Print all entries below exactly, without images.

[Interface dataset entries]
::::::::::

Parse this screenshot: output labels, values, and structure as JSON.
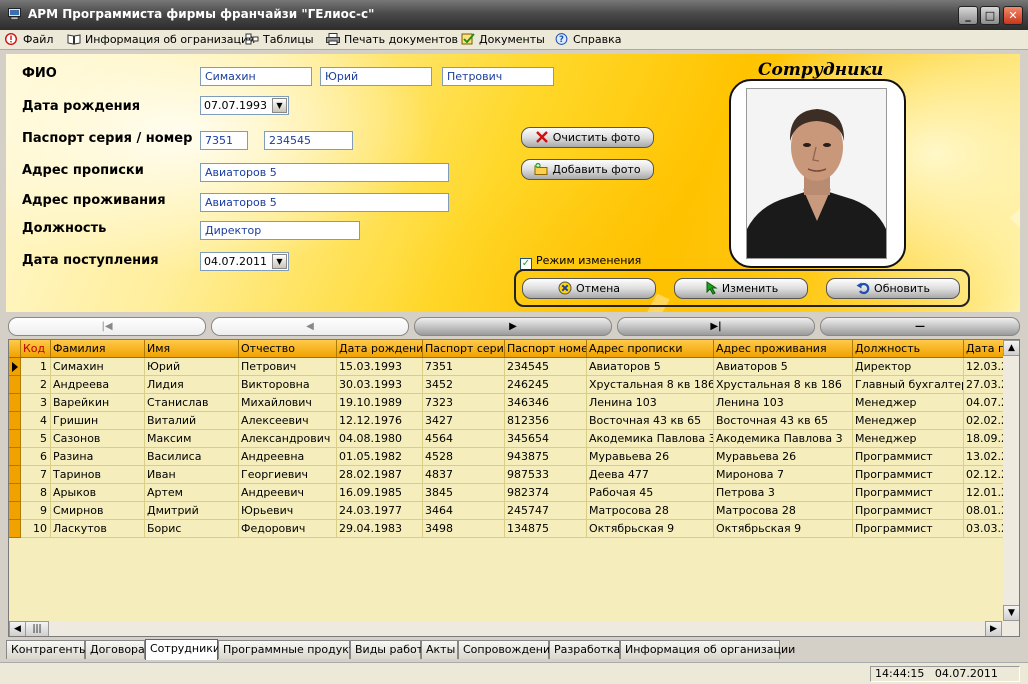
{
  "window": {
    "title": "АРМ Программиста фирмы франчайзи \"ГЕлиос-с\""
  },
  "menu": [
    {
      "label": "Файл",
      "icon": "warning-icon"
    },
    {
      "label": "Информация об огранизации",
      "icon": "book-icon"
    },
    {
      "label": "Таблицы",
      "icon": "tables-icon"
    },
    {
      "label": "Печать документов",
      "icon": "printer-icon"
    },
    {
      "label": "Документы",
      "icon": "documents-icon"
    },
    {
      "label": "Справка",
      "icon": "help-icon"
    }
  ],
  "form": {
    "fio_label": "ФИО",
    "last_name": "Симахин",
    "first_name": "Юрий",
    "middle_name": "Петрович",
    "birth_label": "Дата рождения",
    "birth_date": "07.07.1993",
    "passport_label": "Паспорт серия / номер",
    "passport_series": "7351",
    "passport_number": "234545",
    "reg_label": "Адрес прописки",
    "reg_address": "Авиаторов 5",
    "live_label": "Адрес проживания",
    "live_address": "Авиаторов 5",
    "position_label": "Должность",
    "position": "Директор",
    "hire_label": "Дата поступления",
    "hire_date": "04.07.2011",
    "clear_photo": "Очистить фото",
    "add_photo": "Добавить фото",
    "edit_mode": "Режим изменения",
    "cancel": "Отмена",
    "change": "Изменить",
    "refresh": "Обновить"
  },
  "photo": {
    "title": "Сотрудники"
  },
  "navigator": [
    "|◀",
    "◀",
    "▶",
    "▶|",
    "—"
  ],
  "table": {
    "columns": [
      "Код",
      "Фамилия",
      "Имя",
      "Отчество",
      "Дата рождения",
      "Паспорт серия",
      "Паспорт номер",
      "Адрес прописки",
      "Адрес проживания",
      "Должность",
      "Дата п"
    ],
    "rows": [
      [
        "1",
        "Симахин",
        "Юрий",
        "Петрович",
        "15.03.1993",
        "7351",
        "234545",
        "Авиаторов 5",
        "Авиаторов 5",
        "Директор",
        "12.03.2"
      ],
      [
        "2",
        "Андреева",
        "Лидия",
        "Викторовна",
        "30.03.1993",
        "3452",
        "246245",
        "Хрустальная 8 кв 186",
        "Хрустальная 8 кв 186",
        "Главный бухгалтер",
        "27.03.2"
      ],
      [
        "3",
        "Варейкин",
        "Станислав",
        "Михайлович",
        "19.10.1989",
        "7323",
        "346346",
        "Ленина 103",
        "Ленина 103",
        "Менеджер",
        "04.07.2"
      ],
      [
        "4",
        "Гришин",
        "Виталий",
        "Алексеевич",
        "12.12.1976",
        "3427",
        "812356",
        "Восточная 43 кв 65",
        "Восточная 43 кв 65",
        "Менеджер",
        "02.02.2"
      ],
      [
        "5",
        "Сазонов",
        "Максим",
        "Александрович",
        "04.08.1980",
        "4564",
        "345654",
        "Акодемика Павлова 3",
        "Акодемика Павлова 3",
        "Менеджер",
        "18.09.2"
      ],
      [
        "6",
        "Разина",
        "Василиса",
        "Андреевна",
        "01.05.1982",
        "4528",
        "943875",
        "Муравьева 26",
        "Муравьева 26",
        "Программист",
        "13.02.2"
      ],
      [
        "7",
        "Таринов",
        "Иван",
        "Георгиевич",
        "28.02.1987",
        "4837",
        "987533",
        "Деева 477",
        "Миронова 7",
        "Программист",
        "02.12.2"
      ],
      [
        "8",
        "Арыков",
        "Артем",
        "Андреевич",
        "16.09.1985",
        "3845",
        "982374",
        "Рабочая 45",
        "Петрова 3",
        "Программист",
        "12.01.2"
      ],
      [
        "9",
        "Смирнов",
        "Дмитрий",
        " Юрьевич",
        "24.03.1977",
        "3464",
        "245747",
        "Матросова 28",
        "Матросова 28",
        "Программист",
        "08.01.2"
      ],
      [
        "10",
        "Ласкутов",
        "Борис",
        "Федорович",
        "29.04.1983",
        "3498",
        "134875",
        "Октябрьская 9",
        "Октябрьская 9",
        "Программист",
        "03.03.2"
      ]
    ]
  },
  "tabs": [
    "Контрагенты",
    "Договора",
    "Сотрудники",
    "Программные продукты",
    "Виды работ",
    "Акты",
    "Сопровождение",
    "Разработка",
    "Информация об организации"
  ],
  "active_tab": "Сотрудники",
  "status": {
    "time": "14:44:15",
    "date": "04.07.2011"
  },
  "colors": {
    "grid_header": "#f0a200",
    "grid_bg": "#f5eebc",
    "code_header_text": "#c00000",
    "field_text": "#1a3d9e"
  }
}
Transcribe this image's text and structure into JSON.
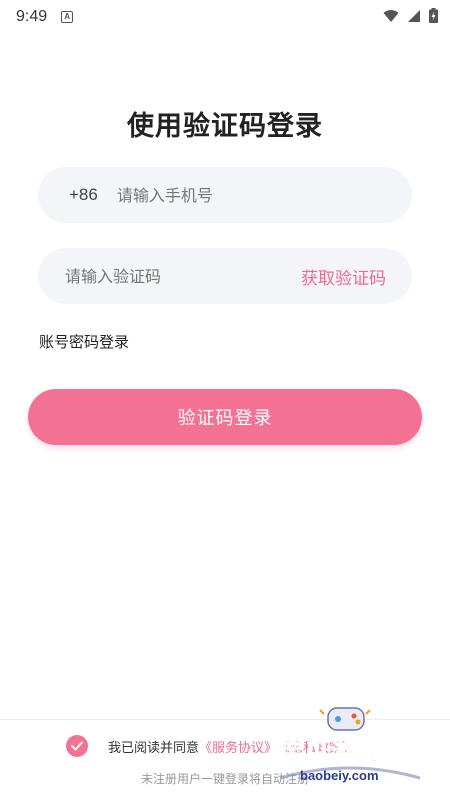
{
  "status_bar": {
    "time": "9:49",
    "notification_glyph": "A",
    "icons": [
      "wifi-icon",
      "signal-icon",
      "battery-charging-icon"
    ]
  },
  "login": {
    "title": "使用验证码登录",
    "phone": {
      "country_code": "+86",
      "placeholder": "请输入手机号",
      "value": ""
    },
    "code": {
      "placeholder": "请输入验证码",
      "value": "",
      "get_code_label": "获取验证码"
    },
    "password_login_label": "账号密码登录",
    "submit_label": "验证码登录"
  },
  "agreement": {
    "checked": true,
    "prefix": "我已阅读并同意",
    "service_link": "《服务协议》",
    "privacy_link": "《隐私政策》",
    "note": "未注册用户一键登录将自动注册"
  },
  "watermark": {
    "text": "宝贝游戏网",
    "url": "baobeiy.com"
  },
  "colors": {
    "accent": "#f37293",
    "link": "#f06a8f",
    "field_bg": "#f4f5f9"
  }
}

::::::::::

* [Exercise solution]
Parse this screenshot: output labels, values, and structure as JSON.
{
  "window": {
    "title": "АРМ Программиста фирмы франчайзи \"ГЕлиос-с\""
  },
  "menu": [
    {
      "label": "Файл",
      "icon": "warning-icon"
    },
    {
      "label": "Информация об огранизации",
      "icon": "book-icon"
    },
    {
      "label": "Таблицы",
      "icon": "tables-icon"
    },
    {
      "label": "Печать документов",
      "icon": "printer-icon"
    },
    {
      "label": "Документы",
      "icon": "documents-icon"
    },
    {
      "label": "Справка",
      "icon": "help-icon"
    }
  ],
  "form": {
    "fio_label": "ФИО",
    "last_name": "Симахин",
    "first_name": "Юрий",
    "middle_name": "Петрович",
    "birth_label": "Дата рождения",
    "birth_date": "07.07.1993",
    "passport_label": "Паспорт серия / номер",
    "passport_series": "7351",
    "passport_number": "234545",
    "reg_label": "Адрес прописки",
    "reg_address": "Авиаторов 5",
    "live_label": "Адрес проживания",
    "live_address": "Авиаторов 5",
    "position_label": "Должность",
    "position": "Директор",
    "hire_label": "Дата поступления",
    "hire_date": "04.07.2011",
    "clear_photo": "Очистить фото",
    "add_photo": "Добавить фото",
    "edit_mode": "Режим изменения",
    "cancel": "Отмена",
    "change": "Изменить",
    "refresh": "Обновить"
  },
  "photo": {
    "title": "Сотрудники"
  },
  "navigator": [
    "|◀",
    "◀",
    "▶",
    "▶|",
    "—"
  ],
  "table": {
    "columns": [
      "Код",
      "Фамилия",
      "Имя",
      "Отчество",
      "Дата рождения",
      "Паспорт серия",
      "Паспорт номер",
      "Адрес прописки",
      "Адрес проживания",
      "Должность",
      "Дата п"
    ],
    "rows": [
      [
        "1",
        "Симахин",
        "Юрий",
        "Петрович",
        "15.03.1993",
        "7351",
        "234545",
        "Авиаторов 5",
        "Авиаторов 5",
        "Директор",
        "12.03.2"
      ],
      [
        "2",
        "Андреева",
        "Лидия",
        "Викторовна",
        "30.03.1993",
        "3452",
        "246245",
        "Хрустальная 8 кв 186",
        "Хрустальная 8 кв 186",
        "Главный бухгалтер",
        "27.03.2"
      ],
      [
        "3",
        "Варейкин",
        "Станислав",
        "Михайлович",
        "19.10.1989",
        "7323",
        "346346",
        "Ленина 103",
        "Ленина 103",
        "Менеджер",
        "04.07.2"
      ],
      [
        "4",
        "Гришин",
        "Виталий",
        "Алексеевич",
        "12.12.1976",
        "3427",
        "812356",
        "Восточная 43 кв 65",
        "Восточная 43 кв 65",
        "Менеджер",
        "02.02.2"
      ],
      [
        "5",
        "Сазонов",
        "Максим",
        "Александрович",
        "04.08.1980",
        "4564",
        "345654",
        "Акодемика Павлова 3",
        "Акодемика Павлова 3",
        "Менеджер",
        "18.09.2"
      ],
      [
        "6",
        "Разина",
        "Василиса",
        "Андреевна",
        "01.05.1982",
        "4528",
        "943875",
        "Муравьева 26",
        "Муравьева 26",
        "Программист",
        "13.02.2"
      ],
      [
        "7",
        "Таринов",
        "Иван",
        "Георгиевич",
        "28.02.1987",
        "4837",
        "987533",
        "Деева 477",
        "Миронова 7",
        "Программист",
        "02.12.2"
      ],
      [
        "8",
        "Арыков",
        "Артем",
        "Андреевич",
        "16.09.1985",
        "3845",
        "982374",
        "Рабочая 45",
        "Петрова 3",
        "Программист",
        "12.01.2"
      ],
      [
        "9",
        "Смирнов",
        "Дмитрий",
        " Юрьевич",
        "24.03.1977",
        "3464",
        "245747",
        "Матросова 28",
        "Матросова 28",
        "Программист",
        "08.01.2"
      ],
      [
        "10",
        "Ласкутов",
        "Борис",
        "Федорович",
        "29.04.1983",
        "3498",
        "134875",
        "Октябрьская 9",
        "Октябрьская 9",
        "Программист",
        "03.03.2"
      ]
    ]
  },
  "tabs": [
    "Контрагенты",
    "Договора",
    "Сотрудники",
    "Программные продукты",
    "Виды работ",
    "Акты",
    "Сопровождение",
    "Разработка",
    "Информация об организации"
  ],
  "active_tab": "Сотрудники",
  "status": {
    "time": "14:44:15",
    "date": "04.07.2011"
  },
  "colors": {
    "grid_header": "#f0a200",
    "grid_bg": "#f5eebc",
    "code_header_text": "#c00000",
    "field_text": "#1a3d9e"
  }
}
Transcribe this image's text and structure into JSON.
{
  "status_bar": {
    "time": "9:49",
    "notification_glyph": "A",
    "icons": [
      "wifi-icon",
      "signal-icon",
      "battery-charging-icon"
    ]
  },
  "login": {
    "title": "使用验证码登录",
    "phone": {
      "country_code": "+86",
      "placeholder": "请输入手机号",
      "value": ""
    },
    "code": {
      "placeholder": "请输入验证码",
      "value": "",
      "get_code_label": "获取验证码"
    },
    "password_login_label": "账号密码登录",
    "submit_label": "验证码登录"
  },
  "agreement": {
    "checked": true,
    "prefix": "我已阅读并同意",
    "service_link": "《服务协议》",
    "privacy_link": "《隐私政策》",
    "note": "未注册用户一键登录将自动注册"
  },
  "watermark": {
    "text": "宝贝游戏网",
    "url": "baobeiy.com"
  },
  "colors": {
    "accent": "#f37293",
    "link": "#f06a8f",
    "field_bg": "#f4f5f9"
  }
}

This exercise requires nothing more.